Balancing Artificial and Ambient Light

Scheduling your dog photography sessions for around sunset will give you the best chance of capturing colorful and interesting skies. The challenge of positioning your canine subject in front of a sunset is that without any fill light, the details of your dog’s face will get lost in shadows when you expose for the sky. One solution is to use a reflector to direct some of the ambient light back into your subject’s face. But when you want to overpower the sun to really emphasize the rich colors in the sky, something more powerful than a reflector will be required. Either speedlights or strobes can provide enough light to overpower the sun. Compared to during the day, there is less ambient light at sunset, especially when the sun is partially filtered by either clouds or the horizon. This means that less flash power will be needed to match or overpower ambient light.

Even on a cloudless evening, incorporating the setting sun into your dog portraits will add flair to your compositions.

Compose to Emphasize the Sky

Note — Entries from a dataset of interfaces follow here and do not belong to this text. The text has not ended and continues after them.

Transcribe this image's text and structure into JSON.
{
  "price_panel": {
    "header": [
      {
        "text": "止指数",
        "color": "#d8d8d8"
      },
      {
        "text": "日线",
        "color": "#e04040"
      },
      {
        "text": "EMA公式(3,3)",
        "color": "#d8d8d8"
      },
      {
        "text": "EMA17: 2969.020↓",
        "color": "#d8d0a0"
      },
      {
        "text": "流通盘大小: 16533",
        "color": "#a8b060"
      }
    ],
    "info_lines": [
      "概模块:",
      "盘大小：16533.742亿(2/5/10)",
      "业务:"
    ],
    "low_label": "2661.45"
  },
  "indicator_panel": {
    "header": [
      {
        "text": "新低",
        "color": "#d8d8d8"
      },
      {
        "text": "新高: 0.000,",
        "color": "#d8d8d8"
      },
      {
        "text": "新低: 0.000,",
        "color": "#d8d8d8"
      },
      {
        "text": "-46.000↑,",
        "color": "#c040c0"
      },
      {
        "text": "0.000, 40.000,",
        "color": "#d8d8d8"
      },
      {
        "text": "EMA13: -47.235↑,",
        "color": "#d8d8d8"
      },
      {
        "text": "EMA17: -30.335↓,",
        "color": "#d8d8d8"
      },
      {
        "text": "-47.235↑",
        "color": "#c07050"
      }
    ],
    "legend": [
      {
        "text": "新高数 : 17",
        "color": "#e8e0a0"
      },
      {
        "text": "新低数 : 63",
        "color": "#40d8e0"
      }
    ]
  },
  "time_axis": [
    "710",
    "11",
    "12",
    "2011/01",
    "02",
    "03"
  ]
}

For sunset photos, I like to compose in a way that features as much of the sky as possible. This look was made famous by world-renowned photographer Kaylee Greer of Dog Breath Photography. For this style of portrait, I use a wide-angle lens, and position the lens slightly below the dog’s face so that it’s pointing ever so slightly up toward the sky. I set my camera to manual mode, exposing for the sky and then adding in enough flash power to effectively light my subject’s face. I generally prefer wide-open locations like beaches and fields for these sessions, as tall trees and buildings tend to distract from the composition and can obscure the vibrant colors in the sky that often appear close to the horizon near sundown.

Overcoming Autofocus Challenges

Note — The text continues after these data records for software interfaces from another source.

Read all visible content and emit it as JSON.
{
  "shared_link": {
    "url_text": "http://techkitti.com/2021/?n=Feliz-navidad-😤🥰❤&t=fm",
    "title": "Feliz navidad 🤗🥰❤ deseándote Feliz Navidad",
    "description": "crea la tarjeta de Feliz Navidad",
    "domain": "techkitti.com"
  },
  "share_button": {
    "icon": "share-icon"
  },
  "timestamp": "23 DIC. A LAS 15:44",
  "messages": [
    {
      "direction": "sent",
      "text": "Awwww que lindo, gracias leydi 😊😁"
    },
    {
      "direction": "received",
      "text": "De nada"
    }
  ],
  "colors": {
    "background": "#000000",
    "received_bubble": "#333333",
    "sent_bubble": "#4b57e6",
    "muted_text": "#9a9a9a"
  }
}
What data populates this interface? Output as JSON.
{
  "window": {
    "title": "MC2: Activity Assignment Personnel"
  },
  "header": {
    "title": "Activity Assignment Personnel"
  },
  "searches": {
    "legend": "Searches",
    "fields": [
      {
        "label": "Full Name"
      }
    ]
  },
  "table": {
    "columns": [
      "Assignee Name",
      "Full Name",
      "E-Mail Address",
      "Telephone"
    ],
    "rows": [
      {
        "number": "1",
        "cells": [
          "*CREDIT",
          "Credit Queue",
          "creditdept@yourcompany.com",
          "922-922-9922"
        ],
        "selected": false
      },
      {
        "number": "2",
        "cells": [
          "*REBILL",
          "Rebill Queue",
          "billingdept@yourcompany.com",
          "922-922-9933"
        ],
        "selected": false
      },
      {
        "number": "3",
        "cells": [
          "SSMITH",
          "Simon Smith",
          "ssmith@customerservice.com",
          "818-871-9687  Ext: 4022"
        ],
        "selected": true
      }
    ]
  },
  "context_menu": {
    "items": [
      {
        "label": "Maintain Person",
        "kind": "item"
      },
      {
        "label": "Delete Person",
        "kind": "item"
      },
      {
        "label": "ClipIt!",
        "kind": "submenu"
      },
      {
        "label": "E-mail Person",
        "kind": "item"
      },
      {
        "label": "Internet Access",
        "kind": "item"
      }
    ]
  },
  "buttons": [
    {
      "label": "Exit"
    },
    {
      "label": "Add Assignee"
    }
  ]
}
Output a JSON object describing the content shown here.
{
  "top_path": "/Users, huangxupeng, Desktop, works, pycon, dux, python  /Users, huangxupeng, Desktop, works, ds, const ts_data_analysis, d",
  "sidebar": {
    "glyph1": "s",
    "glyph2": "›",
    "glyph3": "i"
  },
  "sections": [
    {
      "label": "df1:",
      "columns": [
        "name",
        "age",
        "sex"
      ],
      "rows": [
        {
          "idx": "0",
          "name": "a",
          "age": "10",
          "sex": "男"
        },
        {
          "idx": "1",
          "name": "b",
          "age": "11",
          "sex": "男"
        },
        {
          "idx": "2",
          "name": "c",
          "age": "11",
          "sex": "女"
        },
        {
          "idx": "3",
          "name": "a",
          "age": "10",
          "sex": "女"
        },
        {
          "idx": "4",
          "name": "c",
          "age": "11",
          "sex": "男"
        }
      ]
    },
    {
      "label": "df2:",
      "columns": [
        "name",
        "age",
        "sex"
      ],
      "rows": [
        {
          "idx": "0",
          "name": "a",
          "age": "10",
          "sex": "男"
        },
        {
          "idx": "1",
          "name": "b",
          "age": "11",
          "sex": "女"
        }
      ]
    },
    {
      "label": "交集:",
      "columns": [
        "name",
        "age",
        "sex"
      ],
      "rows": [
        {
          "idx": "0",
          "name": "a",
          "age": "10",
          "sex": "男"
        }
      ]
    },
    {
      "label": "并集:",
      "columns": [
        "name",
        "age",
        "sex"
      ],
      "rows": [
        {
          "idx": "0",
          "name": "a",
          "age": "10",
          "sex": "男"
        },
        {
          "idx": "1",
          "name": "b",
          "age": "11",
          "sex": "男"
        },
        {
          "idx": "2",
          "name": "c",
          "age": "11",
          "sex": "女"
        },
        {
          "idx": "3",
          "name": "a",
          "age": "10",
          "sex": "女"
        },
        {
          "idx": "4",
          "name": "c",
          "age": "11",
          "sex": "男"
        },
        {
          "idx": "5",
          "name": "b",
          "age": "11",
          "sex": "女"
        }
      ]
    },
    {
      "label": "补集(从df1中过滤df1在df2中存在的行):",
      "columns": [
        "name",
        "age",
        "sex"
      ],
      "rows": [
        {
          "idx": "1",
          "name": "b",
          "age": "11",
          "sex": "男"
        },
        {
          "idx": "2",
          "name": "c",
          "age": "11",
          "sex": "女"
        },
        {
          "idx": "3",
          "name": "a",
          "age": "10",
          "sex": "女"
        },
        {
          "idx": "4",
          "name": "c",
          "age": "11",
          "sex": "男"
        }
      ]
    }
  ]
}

One significant challenge of shooting with the sun directly behind your subject is that when direct sunlight enters the lens, your autofocus will either be very slow or will not work at all. There are two ways to get around this: either focus and recompose or switch to manual focus.

For the focus-and-recompose technique, move so that the dog is directly between your camera and the sun, preventing direct sunlight from entering the lens and enabling faster autofocus. Lock focus, and then shift sideways to recompose the frame with the sun in full view. Take the photo, and repeat. If you use back button focus, you can keep the focus locked while you capture a few frames so that you don’t need to re-focus every time you want to take another image.

Using manual focus seems like a difficult technique for photographing a subject as unpredictable as a dog. But for a dog that can either “sit” or “stay” reliably on command, I will resort to manual focus more often than not. Setting your camera to manual focus will avoid any delay in taking a photo while the camera hunts for focus, so that when your dog makes that face that only lasts a split second, you will be ready to capture it. I typically shoot with a very narrow aperture for maximum depth of field. I set my focus distance to about two feet, and try to make sure that I’m always holding my camera about two feet from my subject. Because of the depth of field achieved by photographing at f/16 or f/22, most of the images I take this way end up being tack-sharp.

Allowing the sky to dominate your frame by pointing the camera slightly upwards will create beautiful natural backdrops in your outdoor dog portraits.

Another advantage to positioning the sun behind your dog is that you’ll avoid the dreaded squinty eyes, which are as unflattering for dogs as they are for people. Don’t pack up your gear once the sun has set, as sometimes the best colors in the sky won’t appear until after the sun as dipped below the horizon. Using off-camera flash for dog portraits (also covered in this article) can be a bit cumbersome at first, but with some practice it will become second nature, and will lend a professional look to the images you create from your golden hour dog photography sessions.

Jordan Pinder's picture

Jordan Pinder is a photographer and print artist specializing in outdoor portraits of families, children, and dogs. He is based out of Halifax, Nova Scotia.

Log in or register to post comments

everyone loves dog pics.

I love your dog photography articles. Keep 'em coming. I've seen, and like, Kaylee Greer's tutorials but she can be difficult to listen to.

just no iPhone dog photography articles please.


It may be just me, but the dog in the title shot looks like he's shooting a photon torpedo out his butt, lol!. Overall I like the sunset idea, but I think placement is key here.

I think you watch too much SciFi! :-)

The article was actually a bit misleading - the lead image isn't actually a sunset but is indeed a photon-pooping bulldog. One of a kind.

does it count ?

Just wondering if this is possible with on camera flash?

You can certainly use on-camera flash, but your lighting will be much flatter (and the dog's eyes won't quite look right) than if the flash is positioned off camera.